Tuesday was the day I had been waiting for! I love Volleyball, but I truly love team sports. I am competitive, I always have been. I met a beautiful 21 year-old girl from College Station named Taylor. We were both extremely competitive. Our team consisted of all different ages, races, religions, and transplants. We had a girl on our team that received both a heart and lungs, two other liver transplants, multiple kidney transplants, lung transplants and we even had a living donor who gave his kidney to save another person. We played volleyball from 9am to 5:30 ish that day and we ended up winning GOLD. We played as a team, worked hard, came back from behind, and we all should be DEAD. It hit me when I was serving in our very last game. We should all be dead. I started tearing up, look at how many of us are here because of a huge gift.

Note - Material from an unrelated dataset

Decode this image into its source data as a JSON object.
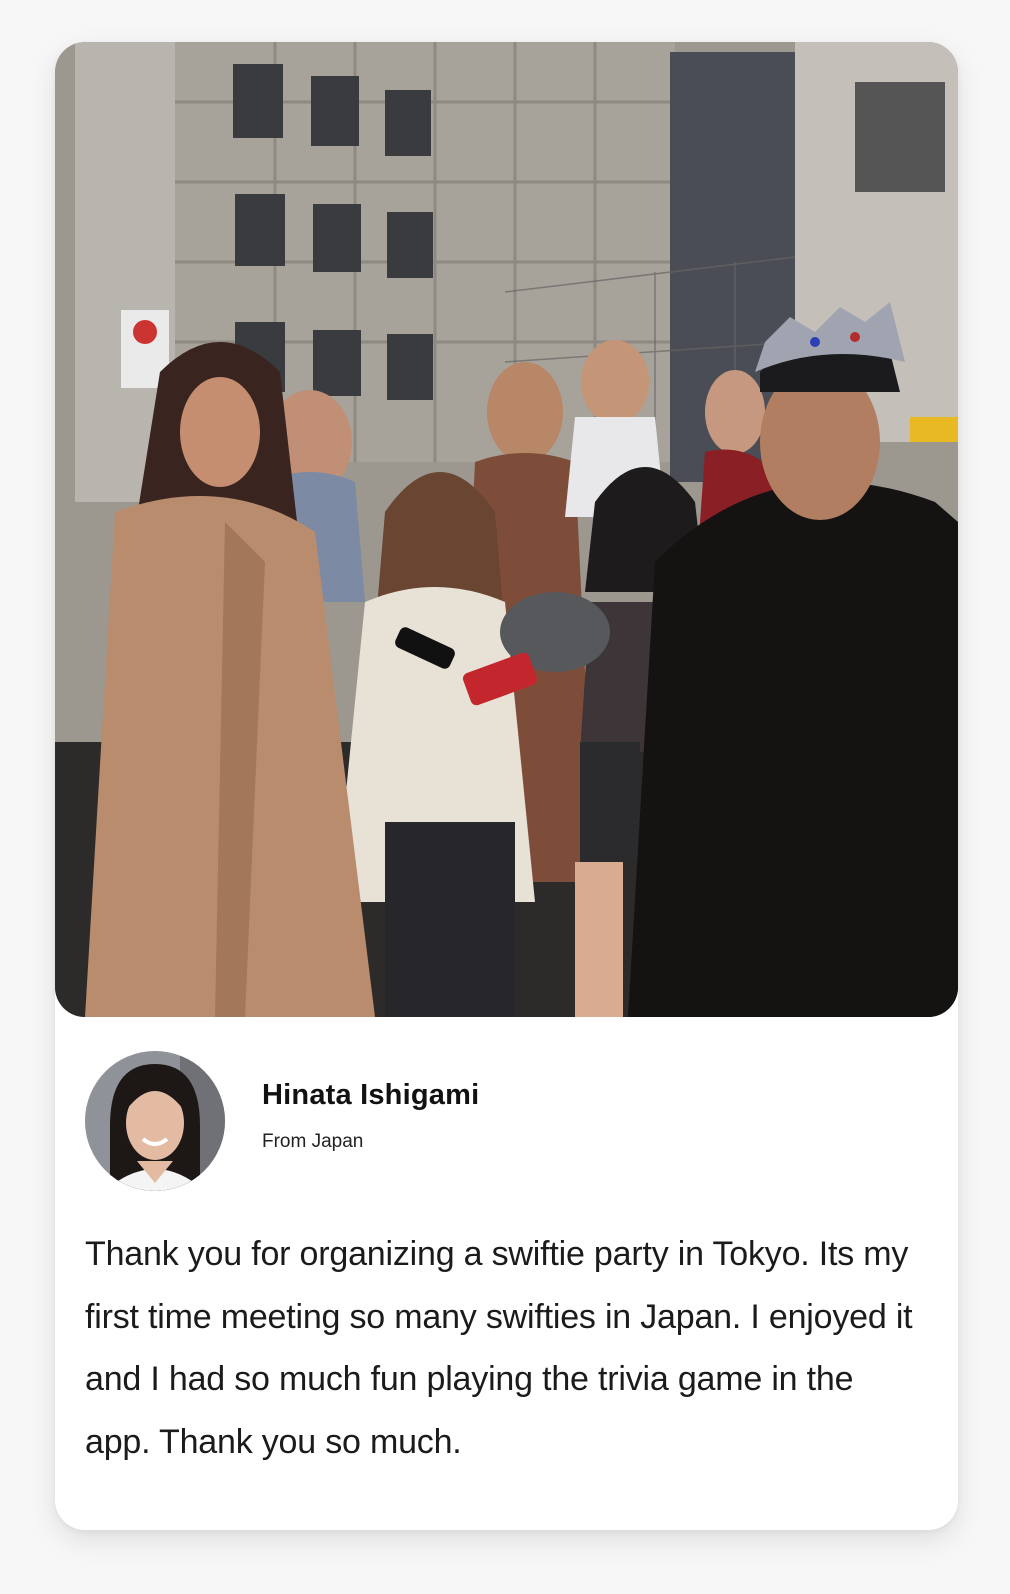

We are all so blessed, and it is not like we are laying in a bed miserable, we are LIVING. I was literally overcome with emotion and gratitude. I can't even find the words to explain my feelings. After the closing ceremonies following our volleyball victory, the family of Madeline found me and gave me the pin with her picture on it. I lost it. I told them how grateful I was for families willing to do something so selfless and save others. I feel like these games were probably healing for them and it touched my heart that they would give me this special token. I will keep it and treasure it forever.
SO, one week before the Games, I started Crossfit. I have promised myself that I won't become the crazy crossfit person (Kea Lynn Lewis), but I totally get it now. I want to say so much to my coach, but I think he might think I am a little weird, so I keep it to myself. His name and Shane and he owns the CrossfitSouthbelt if any of you are interested. I had wanted to try it, but I was afraid everyone there were just masses of muscle walking around doing pull-ups all the time. I ran into an old friend Carolyn Crawford McMahan at Wal-Mart one day and she looked GREAT. I asked her about how she looked so awesome and she told me about crossfit, her eyes and face lit-up and she had the biggest smile. She convinced me to give it a try. I am so glad I did. If I could explain crossfit, I would tell you that it is more about how I feel after completing a WOD. I leave feeling like I could do anything, world peace-easy, run for president, find a cure for cancer, and the list goes on. I could not do a sit-up for like two years and my abs are definitely weak. After about a month of crossfit, we had to do 50 sit-ups with a medicine ball, and I DID it! Shane will never know that I went to my car and cried like a baby. I felt so proud, but mostly I felt like the old Katrinia. Shane doesn't know much about my history. He treats me normal. He doesn't look at me like the lady who buried her twin sons, the lady that had cancer, the lady that had a transplant, HE TREATS ME LIKE EVERYONE ELSE! I know people can't help it that they care and I didn't even realize that what I needed was someone who didn't let me make excuses. He is a great coach that is tough and he is funny. I have become emotional (on the inside) more than a few times during a work-out because I am doing things that I never thought I would do again. The best part is that I am already seeing results and I feel GREAT. Nothing seems out of reach for me anymore. If you wonder what I have been up to, now you know.
I go to two different doctors next week, please pray that I can stop taking this anti-fungal medication that I have had to take for the last 13 months. It tastes gross and it messes with my liver enzymes, so it would also mean less labwork! I have also been having blood sugar issues only in the mornings, so we are trying to get all that worked out. Thank you for your continued love and support. My next goal is to go to the World Transplant Games in Argentina in 2015!